Quite simply, democracy means that you get a vote; it does NOT mean that you get your way. Sadly, the left has somehow forgotten their Gr. 9 Civics classes. They have chosen to disavow election results that they don’t like – oddly enough, basically disenfranchising themselves. Thus, they can claim that ‘democracy is broken’. It’s a very self-indulgent argument. (Yes, I do see that as a recurring theme in leftism.)
As I have said before, the core problem with collectivism/socialism is that it ultimately depends upon coercion: free citizens will ultimately do what they feel is best for themselves and their families, at some point contradicting the collective. (Really, who’s to say that the ‘collective’ knows what’s best for every individual or family?) Of course, all such folks need is the right education, right? A little nudge in the right direction? If need be, just send them off to camp, right?
That democracy does not yield the results you desire is not proof that democracy is broken, or that we don’t live in a real democracy.

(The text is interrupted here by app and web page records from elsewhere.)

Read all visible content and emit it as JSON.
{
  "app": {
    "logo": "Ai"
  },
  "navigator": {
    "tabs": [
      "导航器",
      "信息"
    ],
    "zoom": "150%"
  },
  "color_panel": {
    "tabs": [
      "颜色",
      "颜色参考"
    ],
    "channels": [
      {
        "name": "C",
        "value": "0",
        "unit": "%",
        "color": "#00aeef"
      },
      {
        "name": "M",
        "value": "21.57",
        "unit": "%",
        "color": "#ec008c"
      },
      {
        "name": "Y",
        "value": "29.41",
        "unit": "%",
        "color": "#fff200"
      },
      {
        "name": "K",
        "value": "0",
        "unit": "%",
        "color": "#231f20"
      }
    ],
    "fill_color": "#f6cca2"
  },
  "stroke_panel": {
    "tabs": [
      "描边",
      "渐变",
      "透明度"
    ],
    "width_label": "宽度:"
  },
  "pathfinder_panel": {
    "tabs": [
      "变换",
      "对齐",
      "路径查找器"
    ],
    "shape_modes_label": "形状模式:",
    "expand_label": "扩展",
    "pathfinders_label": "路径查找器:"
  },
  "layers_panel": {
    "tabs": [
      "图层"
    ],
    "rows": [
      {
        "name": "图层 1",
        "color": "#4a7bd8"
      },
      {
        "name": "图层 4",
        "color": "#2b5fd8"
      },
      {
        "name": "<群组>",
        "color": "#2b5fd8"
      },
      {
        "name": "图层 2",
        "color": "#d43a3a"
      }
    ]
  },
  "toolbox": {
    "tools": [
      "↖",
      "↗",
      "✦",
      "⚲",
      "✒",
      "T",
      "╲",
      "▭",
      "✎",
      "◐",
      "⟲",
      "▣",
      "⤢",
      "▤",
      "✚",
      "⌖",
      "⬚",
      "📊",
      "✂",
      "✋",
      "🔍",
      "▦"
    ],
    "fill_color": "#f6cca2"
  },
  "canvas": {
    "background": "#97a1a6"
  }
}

In fact, I take it as proof that democracy is working just fine!

Check out Beyond Elections. It’s a documentary about the community councils that are forming in different Latin American countries. This is the idea of democracy I’m talking about. Good ol’ fashioned communism/socialism and Good ol’ fashioned Canadian values are both centered in the state. You’ll see what they’re working for in the Latin American countries that are trying to take democracy seriously is a more dispersed/localized decision making practice. One of the more interesting lines says that we can start anywhere to live more democratically. Our families can be made more democratic.

You’ll also see why I never mention right or left, or parties when I talk about democracy. It’s not about centralizing power, taking or winning, but sharing, participating, communicating.

And I don’t think there’s a contradiction between living in community and living how you think/feel best. Coercion happens as a result of a difference in power. Military and police forces are coercive. I wrote about these ideas three years ago.

Remember veterans are not friends of Labour. They are friends of an order that exploits labour. There is another history.